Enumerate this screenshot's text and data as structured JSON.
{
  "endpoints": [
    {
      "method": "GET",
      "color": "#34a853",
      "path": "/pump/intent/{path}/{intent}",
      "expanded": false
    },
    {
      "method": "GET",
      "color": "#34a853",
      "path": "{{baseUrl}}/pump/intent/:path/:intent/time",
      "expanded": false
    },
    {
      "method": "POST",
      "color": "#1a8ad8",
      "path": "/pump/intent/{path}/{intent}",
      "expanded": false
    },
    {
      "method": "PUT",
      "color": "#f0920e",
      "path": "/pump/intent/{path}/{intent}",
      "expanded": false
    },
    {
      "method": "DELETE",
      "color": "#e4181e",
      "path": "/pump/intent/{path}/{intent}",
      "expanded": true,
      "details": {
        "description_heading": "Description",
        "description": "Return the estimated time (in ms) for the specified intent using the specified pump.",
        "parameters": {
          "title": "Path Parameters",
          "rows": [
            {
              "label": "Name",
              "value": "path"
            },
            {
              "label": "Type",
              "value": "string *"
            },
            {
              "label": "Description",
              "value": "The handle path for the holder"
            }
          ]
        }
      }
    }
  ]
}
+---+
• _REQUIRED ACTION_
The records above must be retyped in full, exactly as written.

• _SOLUTION FOR THIS EXERCISE_
Enumerate this screenshot's text and data as structured JSON.
{
  "endpoints": [
    {
      "method": "GET",
      "color": "#34a853",
      "path": "/pump/intent/{path}/{intent}",
      "expanded": false
    },
    {
      "method": "GET",
      "color": "#34a853",
      "path": "{{baseUrl}}/pump/intent/:path/:intent/time",
      "expanded": false
    },
    {
      "method": "POST",
      "color": "#1a8ad8",
      "path": "/pump/intent/{path}/{intent}",
      "expanded": false
    },
    {
      "method": "PUT",
      "color": "#f0920e",
      "path": "/pump/intent/{path}/{intent}",
      "expanded": false
    },
    {
      "method": "DELETE",
      "color": "#e4181e",
      "path": "/pump/intent/{path}/{intent}",
      "expanded": true,
      "details": {
        "description_heading": "Description",
        "description": "Return the estimated time (in ms) for the specified intent using the specified pump.",
        "parameters": {
          "title": "Path Parameters",
          "rows": [
            {
              "label": "Name",
              "value": "path"
            },
            {
              "label": "Type",
              "value": "string *"
            },
            {
              "label": "Description",
              "value": "The handle path for the holder"
            }
          ]
        }
      }
    }
  ]
}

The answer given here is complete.